EXERCISE DETAILS> Search the entries below for the word "username" and copy every line where it appears.

GIVEN DATA>
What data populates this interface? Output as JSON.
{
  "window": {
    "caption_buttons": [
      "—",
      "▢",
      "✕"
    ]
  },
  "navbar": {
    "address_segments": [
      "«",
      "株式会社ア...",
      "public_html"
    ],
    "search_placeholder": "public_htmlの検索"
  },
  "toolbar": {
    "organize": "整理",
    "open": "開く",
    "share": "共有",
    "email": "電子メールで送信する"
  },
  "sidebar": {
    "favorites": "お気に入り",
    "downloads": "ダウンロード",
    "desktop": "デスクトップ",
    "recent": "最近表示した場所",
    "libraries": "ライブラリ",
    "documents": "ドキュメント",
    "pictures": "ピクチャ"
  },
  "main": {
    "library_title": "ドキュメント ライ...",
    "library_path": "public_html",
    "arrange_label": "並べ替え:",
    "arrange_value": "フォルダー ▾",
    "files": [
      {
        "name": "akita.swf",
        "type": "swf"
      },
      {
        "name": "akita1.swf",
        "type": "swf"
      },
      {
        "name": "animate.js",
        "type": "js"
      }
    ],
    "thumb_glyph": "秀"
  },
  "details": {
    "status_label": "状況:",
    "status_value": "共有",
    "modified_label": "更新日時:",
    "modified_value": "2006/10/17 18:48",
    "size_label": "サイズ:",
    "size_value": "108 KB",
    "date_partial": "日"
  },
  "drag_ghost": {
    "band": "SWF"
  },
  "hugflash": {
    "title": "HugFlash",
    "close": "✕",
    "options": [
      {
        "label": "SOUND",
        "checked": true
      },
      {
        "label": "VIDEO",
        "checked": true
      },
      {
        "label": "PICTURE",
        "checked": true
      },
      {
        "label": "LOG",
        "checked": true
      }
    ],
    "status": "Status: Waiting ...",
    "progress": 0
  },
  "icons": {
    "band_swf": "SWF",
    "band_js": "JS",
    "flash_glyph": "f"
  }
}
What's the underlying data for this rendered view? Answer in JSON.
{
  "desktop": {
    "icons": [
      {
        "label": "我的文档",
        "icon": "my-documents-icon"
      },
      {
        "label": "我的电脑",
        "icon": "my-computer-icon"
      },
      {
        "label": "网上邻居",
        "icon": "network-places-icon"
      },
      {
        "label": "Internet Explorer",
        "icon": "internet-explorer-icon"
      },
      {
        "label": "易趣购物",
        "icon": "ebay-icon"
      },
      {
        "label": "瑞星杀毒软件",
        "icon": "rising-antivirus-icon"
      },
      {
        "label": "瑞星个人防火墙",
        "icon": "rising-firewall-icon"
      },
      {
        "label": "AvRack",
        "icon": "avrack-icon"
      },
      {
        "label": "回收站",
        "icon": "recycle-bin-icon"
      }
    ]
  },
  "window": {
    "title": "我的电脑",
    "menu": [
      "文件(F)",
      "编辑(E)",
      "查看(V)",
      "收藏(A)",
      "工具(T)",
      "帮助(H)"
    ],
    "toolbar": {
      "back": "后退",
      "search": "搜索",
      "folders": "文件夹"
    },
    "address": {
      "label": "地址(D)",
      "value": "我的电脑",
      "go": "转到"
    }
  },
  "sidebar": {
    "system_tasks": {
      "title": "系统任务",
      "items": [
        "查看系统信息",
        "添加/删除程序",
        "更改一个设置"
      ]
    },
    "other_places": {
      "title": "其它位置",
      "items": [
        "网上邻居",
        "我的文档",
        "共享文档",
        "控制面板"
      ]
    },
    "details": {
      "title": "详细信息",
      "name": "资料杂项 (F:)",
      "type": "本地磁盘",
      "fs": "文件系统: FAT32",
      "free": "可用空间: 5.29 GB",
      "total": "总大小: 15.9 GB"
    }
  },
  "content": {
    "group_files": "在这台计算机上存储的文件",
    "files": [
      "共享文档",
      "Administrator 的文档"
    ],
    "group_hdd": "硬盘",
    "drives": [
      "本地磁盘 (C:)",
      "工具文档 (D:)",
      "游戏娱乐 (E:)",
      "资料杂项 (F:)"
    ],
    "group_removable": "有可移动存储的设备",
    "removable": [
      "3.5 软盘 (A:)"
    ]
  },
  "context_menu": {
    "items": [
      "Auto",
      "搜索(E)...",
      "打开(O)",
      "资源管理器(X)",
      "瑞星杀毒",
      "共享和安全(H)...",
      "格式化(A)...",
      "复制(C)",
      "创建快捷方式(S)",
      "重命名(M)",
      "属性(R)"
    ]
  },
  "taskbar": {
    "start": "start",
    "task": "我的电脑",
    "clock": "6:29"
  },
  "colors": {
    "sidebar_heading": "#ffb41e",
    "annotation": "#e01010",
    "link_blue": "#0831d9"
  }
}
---
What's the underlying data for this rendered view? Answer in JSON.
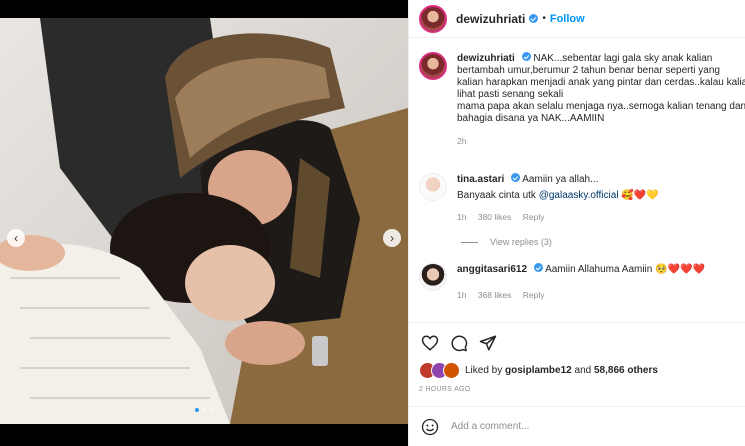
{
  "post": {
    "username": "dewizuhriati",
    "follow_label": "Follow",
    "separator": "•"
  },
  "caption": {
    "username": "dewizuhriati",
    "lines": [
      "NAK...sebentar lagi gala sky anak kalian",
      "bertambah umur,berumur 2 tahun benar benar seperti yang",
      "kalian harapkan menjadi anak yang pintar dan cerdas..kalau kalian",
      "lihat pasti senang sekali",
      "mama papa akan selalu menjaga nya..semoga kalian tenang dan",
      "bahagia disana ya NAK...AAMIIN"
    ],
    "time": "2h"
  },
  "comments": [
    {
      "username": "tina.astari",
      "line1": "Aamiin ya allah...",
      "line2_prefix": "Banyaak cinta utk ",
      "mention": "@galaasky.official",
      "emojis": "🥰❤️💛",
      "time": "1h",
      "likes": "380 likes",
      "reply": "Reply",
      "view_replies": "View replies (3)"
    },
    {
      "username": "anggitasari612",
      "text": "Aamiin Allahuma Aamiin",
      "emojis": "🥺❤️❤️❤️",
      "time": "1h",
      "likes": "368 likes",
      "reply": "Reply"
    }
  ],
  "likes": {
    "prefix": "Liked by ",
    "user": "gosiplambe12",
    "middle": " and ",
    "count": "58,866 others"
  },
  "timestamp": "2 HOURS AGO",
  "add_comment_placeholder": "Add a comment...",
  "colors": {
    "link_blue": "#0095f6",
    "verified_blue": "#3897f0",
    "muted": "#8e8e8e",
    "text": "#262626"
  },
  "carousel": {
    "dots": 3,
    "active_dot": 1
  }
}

FINISHED EXERCISE>
    "username": "dewizuhriati",
    "username": "dewizuhriati",
      "username": "tina.astari",
      "username": "anggitasari612",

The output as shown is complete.